The organisers have strict criteria for selecting participants. This is how they put it:


"There will thus be present brewers producing beers, the majority of which, if not all, have well-defined characteristics. The aim is to support and defend those who have made the decision to turn their back on easy commercial gain but rather have adopted a fighting stance against beers with little flavour. They are thus brewers who wander off the well-trodden path. They work in breweries on a human, rather than an industrial scale, using traditional and natural methods, and are guided by higher motives than an unbridled pursuit of profit. They are small in size, but their contribution to our brewing heritage is enormous: they are the ultimate guarantors of the preservation of centuries old tradition and produce beers with a genuine diversity of flavours."


An admirable viewpoint. It means that, whilst quite small, the festival offers an impressive number of distinctive and exciting beers. Certainly more than I could manage in three hours. Though I did have three pints of Mild. And a couple of pints of Alt. With so many beers of 5% ABV and under, I was delighted to get my hands on a pint glass. I would have gone crazy drinking Mild from the tiny festival tasting glass.


It's also an international festival. Two brewers from Finland, two from England, half dozen from the Rhineland, several from Franconia, and one each from Spain and France were represented. Plus 10 Belgian breweries, mostly very small and traditional. A unique mix.


It must say something about me (probably not very complimentary) that I always bump into loads of people I know at festivals. Bruxellensis was no exception. Jeremy from the Babblebelt, Fred Waltman, Andy and Evi, Mike Kavanagh, Marlies and Hugh of Bierlijn. Quite impresive, especially considering many were at the RateBeer meeting. (Apologies to those of you - probably the majority - who don't have the faintest idea who all these people are.)

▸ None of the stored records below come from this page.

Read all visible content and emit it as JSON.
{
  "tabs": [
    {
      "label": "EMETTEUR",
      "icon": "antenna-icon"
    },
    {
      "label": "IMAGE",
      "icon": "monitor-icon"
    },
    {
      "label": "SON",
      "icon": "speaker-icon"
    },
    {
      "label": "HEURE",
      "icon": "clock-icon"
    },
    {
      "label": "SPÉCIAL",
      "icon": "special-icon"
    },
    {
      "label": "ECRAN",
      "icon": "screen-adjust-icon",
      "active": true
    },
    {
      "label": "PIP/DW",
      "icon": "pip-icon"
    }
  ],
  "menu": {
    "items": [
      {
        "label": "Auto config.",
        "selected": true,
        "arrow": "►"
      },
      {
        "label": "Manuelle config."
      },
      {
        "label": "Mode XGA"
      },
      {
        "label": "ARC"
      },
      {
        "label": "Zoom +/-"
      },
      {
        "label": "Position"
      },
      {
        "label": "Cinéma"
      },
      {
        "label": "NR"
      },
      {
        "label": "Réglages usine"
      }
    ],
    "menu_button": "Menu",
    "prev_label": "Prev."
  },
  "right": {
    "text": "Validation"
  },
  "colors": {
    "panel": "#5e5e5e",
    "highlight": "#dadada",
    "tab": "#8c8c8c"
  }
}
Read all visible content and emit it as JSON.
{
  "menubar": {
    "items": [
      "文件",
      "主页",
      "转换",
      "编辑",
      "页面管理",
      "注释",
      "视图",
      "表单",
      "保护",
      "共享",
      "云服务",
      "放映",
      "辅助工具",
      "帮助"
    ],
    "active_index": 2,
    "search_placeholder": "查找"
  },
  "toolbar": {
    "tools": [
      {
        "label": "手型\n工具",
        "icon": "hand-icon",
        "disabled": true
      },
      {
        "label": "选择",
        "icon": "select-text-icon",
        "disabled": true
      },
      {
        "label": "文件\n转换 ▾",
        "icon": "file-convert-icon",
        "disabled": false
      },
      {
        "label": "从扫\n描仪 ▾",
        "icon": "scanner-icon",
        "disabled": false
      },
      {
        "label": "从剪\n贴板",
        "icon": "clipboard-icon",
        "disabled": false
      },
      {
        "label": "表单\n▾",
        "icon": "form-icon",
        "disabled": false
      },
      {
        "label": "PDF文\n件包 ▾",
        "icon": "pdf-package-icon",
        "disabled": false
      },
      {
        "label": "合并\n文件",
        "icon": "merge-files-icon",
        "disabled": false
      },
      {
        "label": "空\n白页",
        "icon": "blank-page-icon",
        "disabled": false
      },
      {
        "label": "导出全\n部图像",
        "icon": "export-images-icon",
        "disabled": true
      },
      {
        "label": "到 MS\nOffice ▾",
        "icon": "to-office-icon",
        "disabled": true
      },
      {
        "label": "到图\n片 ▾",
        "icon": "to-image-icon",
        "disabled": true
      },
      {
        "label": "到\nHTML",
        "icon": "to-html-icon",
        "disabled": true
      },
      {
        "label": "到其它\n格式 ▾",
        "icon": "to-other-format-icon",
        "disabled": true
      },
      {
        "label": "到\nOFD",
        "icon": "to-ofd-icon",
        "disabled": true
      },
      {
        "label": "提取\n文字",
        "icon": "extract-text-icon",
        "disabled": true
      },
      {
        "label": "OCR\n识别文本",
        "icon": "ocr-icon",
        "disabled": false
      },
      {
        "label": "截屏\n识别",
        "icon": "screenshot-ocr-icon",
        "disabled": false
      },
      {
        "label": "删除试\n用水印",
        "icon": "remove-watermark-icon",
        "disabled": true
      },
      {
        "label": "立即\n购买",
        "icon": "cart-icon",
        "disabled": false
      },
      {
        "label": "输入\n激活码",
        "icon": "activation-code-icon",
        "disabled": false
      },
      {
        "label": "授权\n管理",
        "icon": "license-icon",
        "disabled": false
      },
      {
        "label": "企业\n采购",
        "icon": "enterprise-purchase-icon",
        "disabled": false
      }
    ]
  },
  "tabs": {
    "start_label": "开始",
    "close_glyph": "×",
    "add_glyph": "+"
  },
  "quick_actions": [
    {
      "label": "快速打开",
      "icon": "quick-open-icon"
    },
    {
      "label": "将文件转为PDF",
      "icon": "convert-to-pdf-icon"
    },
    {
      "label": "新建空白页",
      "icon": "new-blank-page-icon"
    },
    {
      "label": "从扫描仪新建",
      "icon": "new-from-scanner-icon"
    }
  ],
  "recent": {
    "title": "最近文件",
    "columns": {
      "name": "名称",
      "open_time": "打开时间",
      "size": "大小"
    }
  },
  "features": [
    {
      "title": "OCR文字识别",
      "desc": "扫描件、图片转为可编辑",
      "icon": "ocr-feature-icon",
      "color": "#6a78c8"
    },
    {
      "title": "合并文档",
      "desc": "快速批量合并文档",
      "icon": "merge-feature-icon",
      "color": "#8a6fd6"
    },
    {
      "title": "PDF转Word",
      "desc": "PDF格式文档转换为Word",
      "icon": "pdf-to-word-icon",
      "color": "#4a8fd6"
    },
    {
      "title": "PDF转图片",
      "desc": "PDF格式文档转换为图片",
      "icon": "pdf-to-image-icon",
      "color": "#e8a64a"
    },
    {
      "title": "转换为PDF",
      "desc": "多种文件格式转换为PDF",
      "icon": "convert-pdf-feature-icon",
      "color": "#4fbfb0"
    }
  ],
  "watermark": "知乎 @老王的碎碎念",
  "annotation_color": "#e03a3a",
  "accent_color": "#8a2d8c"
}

I only have one concern: that it might get too popular. It was just about right on Saturday afternoon. It was possible to get a seat and get served. But there wouldn't need to be that many more attendees to bugger all that up. I hope it doesn't become a victim of its own success.


Those of you able to read Dutch can find Andrew's account of the day here.

4 comments:

Sandel said...

You liked it, so did I. Got the same problem with transportation (tram)on Sunday. I am not an expert on beers but the atmosphere was good (not too crowded) and the taste of beers different from what I used to drink.

Ron Pattinson said...

I wonder how much longer the festival will remain uncrowded. As more people find out how much fun it is, it could well get mobbed.

maeib said...

Bruxellensis was my favourite festival of 2006. Great atmosphere, eclectic selection of beer, plenty of freebies from Dan Shelton and good food.

The toilets though were something else. Basically an open air pissoir near another area which seemed to be having an exhibition of horror. Couldn't find a WC, good job I didn't want one!

Couldn't get there this year but hopeful for 2008.

Ron Pattinson said...

The toilets this year were modest but clean. And mixed. I was surprised they didb't get more crowded: just three cubicles for the whole festival.

I liked the festival's international and relaxed atmosphere. Leaving out all the dross makes it so much easier to find what you want. All-encompasing festivals have their place, too, but it's great to go to one where the standard is so high.

Top-class festival.